=== MATERIAL FOR THE TASK ===
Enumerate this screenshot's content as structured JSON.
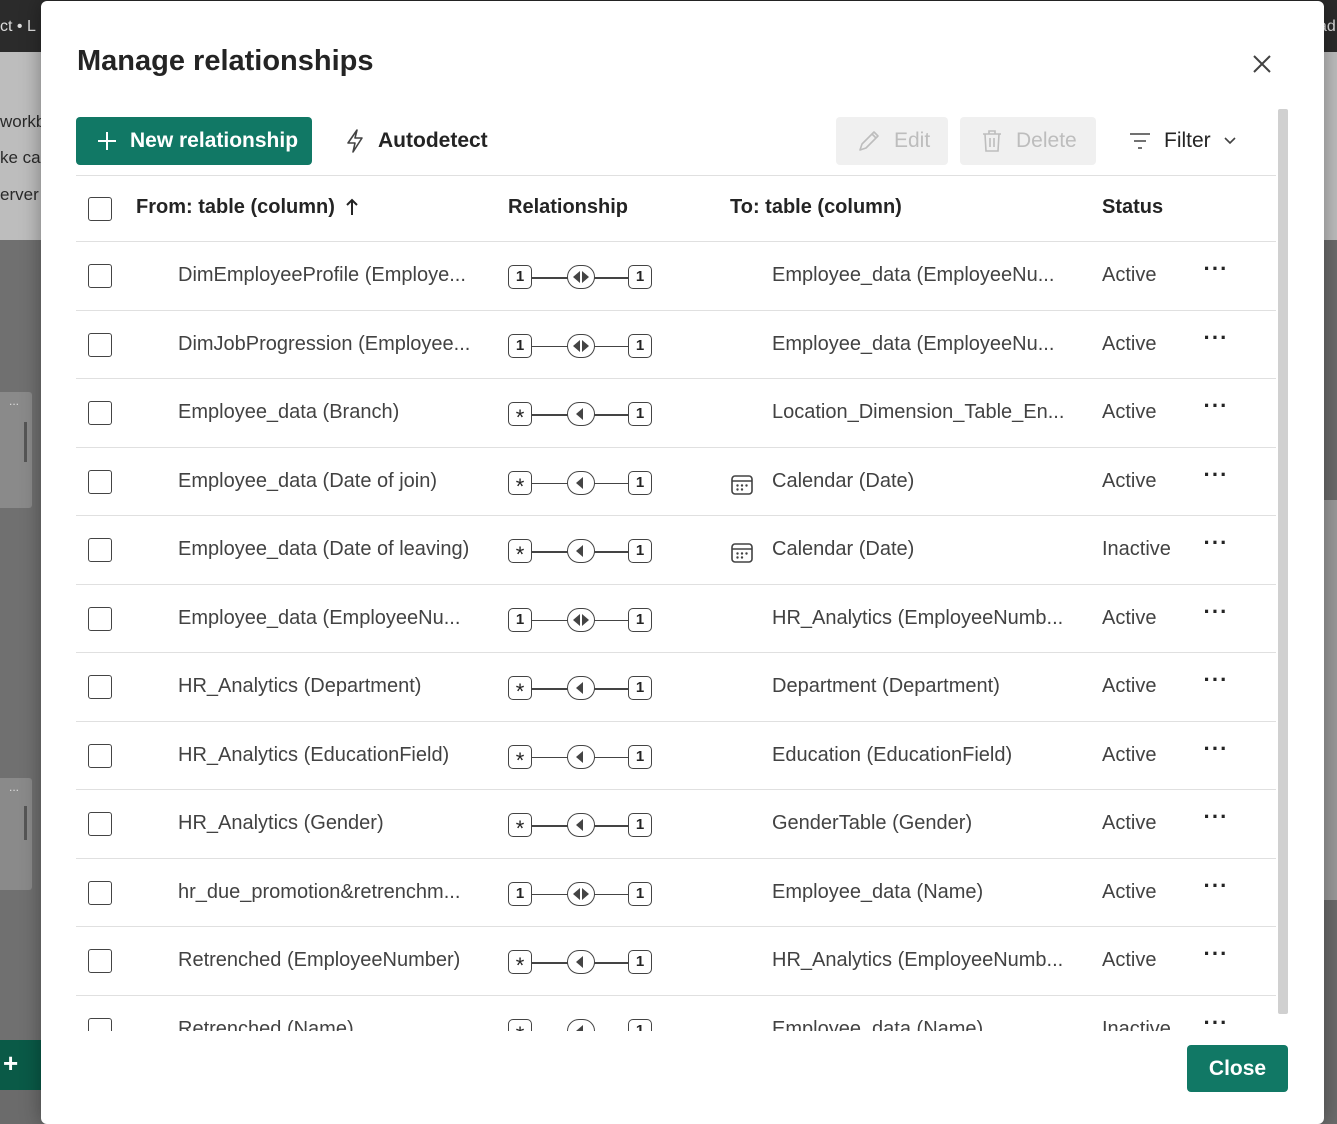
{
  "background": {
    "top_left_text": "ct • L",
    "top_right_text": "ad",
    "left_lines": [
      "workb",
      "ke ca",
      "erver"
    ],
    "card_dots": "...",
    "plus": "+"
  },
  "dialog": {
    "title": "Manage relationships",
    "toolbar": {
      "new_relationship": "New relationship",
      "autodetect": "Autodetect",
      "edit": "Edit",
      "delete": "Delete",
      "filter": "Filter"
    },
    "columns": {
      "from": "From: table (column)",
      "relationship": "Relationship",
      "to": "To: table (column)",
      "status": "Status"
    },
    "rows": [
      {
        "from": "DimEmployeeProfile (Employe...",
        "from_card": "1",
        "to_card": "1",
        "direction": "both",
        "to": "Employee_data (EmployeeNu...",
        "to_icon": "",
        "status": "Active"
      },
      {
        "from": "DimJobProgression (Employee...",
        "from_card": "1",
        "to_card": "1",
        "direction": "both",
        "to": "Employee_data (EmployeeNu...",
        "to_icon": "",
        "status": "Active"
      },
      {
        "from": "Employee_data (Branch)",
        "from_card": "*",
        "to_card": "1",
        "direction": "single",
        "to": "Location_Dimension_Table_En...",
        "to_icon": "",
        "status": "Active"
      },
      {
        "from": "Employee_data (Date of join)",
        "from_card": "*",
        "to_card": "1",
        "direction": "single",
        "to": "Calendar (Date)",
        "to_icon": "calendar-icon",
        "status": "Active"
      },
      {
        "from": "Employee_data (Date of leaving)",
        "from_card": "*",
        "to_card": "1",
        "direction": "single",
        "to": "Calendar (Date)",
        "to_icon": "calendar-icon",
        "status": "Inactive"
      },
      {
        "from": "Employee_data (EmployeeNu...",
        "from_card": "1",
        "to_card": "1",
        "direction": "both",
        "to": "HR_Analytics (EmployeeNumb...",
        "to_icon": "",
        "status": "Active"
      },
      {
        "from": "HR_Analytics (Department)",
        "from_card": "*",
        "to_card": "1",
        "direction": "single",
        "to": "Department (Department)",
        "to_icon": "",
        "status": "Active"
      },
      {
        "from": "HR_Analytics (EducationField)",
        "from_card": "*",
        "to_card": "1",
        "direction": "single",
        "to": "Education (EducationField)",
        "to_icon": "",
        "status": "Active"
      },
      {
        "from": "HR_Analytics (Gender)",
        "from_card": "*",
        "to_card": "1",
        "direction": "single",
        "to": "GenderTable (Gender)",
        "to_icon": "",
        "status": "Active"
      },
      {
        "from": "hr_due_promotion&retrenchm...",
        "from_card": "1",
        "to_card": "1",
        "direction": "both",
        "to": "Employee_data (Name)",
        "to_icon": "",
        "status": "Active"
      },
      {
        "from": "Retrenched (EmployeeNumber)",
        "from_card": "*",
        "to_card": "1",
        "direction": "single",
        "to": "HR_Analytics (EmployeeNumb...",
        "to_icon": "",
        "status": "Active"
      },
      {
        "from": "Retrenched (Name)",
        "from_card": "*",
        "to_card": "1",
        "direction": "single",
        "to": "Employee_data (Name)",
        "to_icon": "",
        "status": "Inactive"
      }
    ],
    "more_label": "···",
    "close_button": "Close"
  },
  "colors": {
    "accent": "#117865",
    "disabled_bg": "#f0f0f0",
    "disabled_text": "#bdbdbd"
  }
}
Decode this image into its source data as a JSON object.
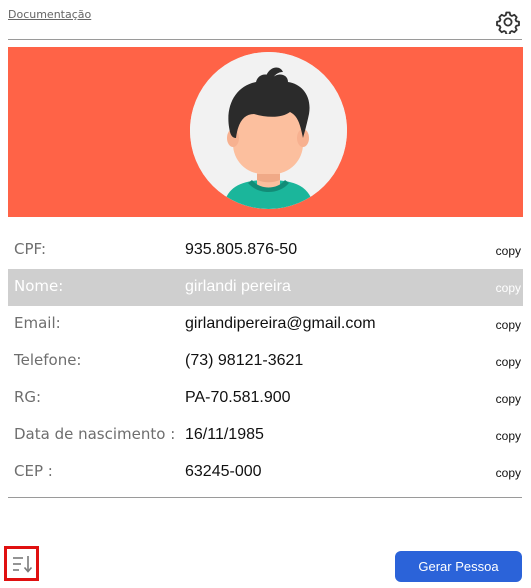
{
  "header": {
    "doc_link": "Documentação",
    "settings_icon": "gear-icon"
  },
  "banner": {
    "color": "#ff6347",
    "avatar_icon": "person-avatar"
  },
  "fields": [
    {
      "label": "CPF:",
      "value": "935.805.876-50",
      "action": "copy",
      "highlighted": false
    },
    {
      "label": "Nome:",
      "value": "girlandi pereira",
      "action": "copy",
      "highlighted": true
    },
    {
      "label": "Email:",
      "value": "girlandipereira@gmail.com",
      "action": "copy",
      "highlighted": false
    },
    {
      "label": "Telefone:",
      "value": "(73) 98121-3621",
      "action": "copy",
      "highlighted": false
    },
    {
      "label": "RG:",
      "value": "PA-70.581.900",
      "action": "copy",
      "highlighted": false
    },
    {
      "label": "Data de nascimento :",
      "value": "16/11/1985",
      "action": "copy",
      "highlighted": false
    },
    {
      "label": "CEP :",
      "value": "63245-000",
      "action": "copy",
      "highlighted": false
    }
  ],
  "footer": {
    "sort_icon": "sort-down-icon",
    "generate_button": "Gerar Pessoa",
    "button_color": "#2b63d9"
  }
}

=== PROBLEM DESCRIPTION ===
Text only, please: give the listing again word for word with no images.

=== SOLUTION ===
Enumerate this screenshot's content as structured JSON.
{
  "background": {
    "top_left_text": "ct • L",
    "top_right_text": "ad",
    "left_lines": [
      "workb",
      "ke ca",
      "erver"
    ],
    "card_dots": "...",
    "plus": "+"
  },
  "dialog": {
    "title": "Manage relationships",
    "toolbar": {
      "new_relationship": "New relationship",
      "autodetect": "Autodetect",
      "edit": "Edit",
      "delete": "Delete",
      "filter": "Filter"
    },
    "columns": {
      "from": "From: table (column)",
      "relationship": "Relationship",
      "to": "To: table (column)",
      "status": "Status"
    },
    "rows": [
      {
        "from": "DimEmployeeProfile (Employe...",
        "from_card": "1",
        "to_card": "1",
        "direction": "both",
        "to": "Employee_data (EmployeeNu...",
        "to_icon": "",
        "status": "Active"
      },
      {
        "from": "DimJobProgression (Employee...",
        "from_card": "1",
        "to_card": "1",
        "direction": "both",
        "to": "Employee_data (EmployeeNu...",
        "to_icon": "",
        "status": "Active"
      },
      {
        "from": "Employee_data (Branch)",
        "from_card": "*",
        "to_card": "1",
        "direction": "single",
        "to": "Location_Dimension_Table_En...",
        "to_icon": "",
        "status": "Active"
      },
      {
        "from": "Employee_data (Date of join)",
        "from_card": "*",
        "to_card": "1",
        "direction": "single",
        "to": "Calendar (Date)",
        "to_icon": "calendar-icon",
        "status": "Active"
      },
      {
        "from": "Employee_data (Date of leaving)",
        "from_card": "*",
        "to_card": "1",
        "direction": "single",
        "to": "Calendar (Date)",
        "to_icon": "calendar-icon",
        "status": "Inactive"
      },
      {
        "from": "Employee_data (EmployeeNu...",
        "from_card": "1",
        "to_card": "1",
        "direction": "both",
        "to": "HR_Analytics (EmployeeNumb...",
        "to_icon": "",
        "status": "Active"
      },
      {
        "from": "HR_Analytics (Department)",
        "from_card": "*",
        "to_card": "1",
        "direction": "single",
        "to": "Department (Department)",
        "to_icon": "",
        "status": "Active"
      },
      {
        "from": "HR_Analytics (EducationField)",
        "from_card": "*",
        "to_card": "1",
        "direction": "single",
        "to": "Education (EducationField)",
        "to_icon": "",
        "status": "Active"
      },
      {
        "from": "HR_Analytics (Gender)",
        "from_card": "*",
        "to_card": "1",
        "direction": "single",
        "to": "GenderTable (Gender)",
        "to_icon": "",
        "status": "Active"
      },
      {
        "from": "hr_due_promotion&retrenchm...",
        "from_card": "1",
        "to_card": "1",
        "direction": "both",
        "to": "Employee_data (Name)",
        "to_icon": "",
        "status": "Active"
      },
      {
        "from": "Retrenched (EmployeeNumber)",
        "from_card": "*",
        "to_card": "1",
        "direction": "single",
        "to": "HR_Analytics (EmployeeNumb...",
        "to_icon": "",
        "status": "Active"
      },
      {
        "from": "Retrenched (Name)",
        "from_card": "*",
        "to_card": "1",
        "direction": "single",
        "to": "Employee_data (Name)",
        "to_icon": "",
        "status": "Inactive"
      }
    ],
    "more_label": "···",
    "close_button": "Close"
  },
  "colors": {
    "accent": "#117865",
    "disabled_bg": "#f0f0f0",
    "disabled_text": "#bdbdbd"
  }
}
Decode this image into its source data as a JSON object.
{
  "header": {
    "doc_link": "Documentação",
    "settings_icon": "gear-icon"
  },
  "banner": {
    "color": "#ff6347",
    "avatar_icon": "person-avatar"
  },
  "fields": [
    {
      "label": "CPF:",
      "value": "935.805.876-50",
      "action": "copy",
      "highlighted": false
    },
    {
      "label": "Nome:",
      "value": "girlandi pereira",
      "action": "copy",
      "highlighted": true
    },
    {
      "label": "Email:",
      "value": "girlandipereira@gmail.com",
      "action": "copy",
      "highlighted": false
    },
    {
      "label": "Telefone:",
      "value": "(73) 98121-3621",
      "action": "copy",
      "highlighted": false
    },
    {
      "label": "RG:",
      "value": "PA-70.581.900",
      "action": "copy",
      "highlighted": false
    },
    {
      "label": "Data de nascimento :",
      "value": "16/11/1985",
      "action": "copy",
      "highlighted": false
    },
    {
      "label": "CEP :",
      "value": "63245-000",
      "action": "copy",
      "highlighted": false
    }
  ],
  "footer": {
    "sort_icon": "sort-down-icon",
    "generate_button": "Gerar Pessoa",
    "button_color": "#2b63d9"
  }
}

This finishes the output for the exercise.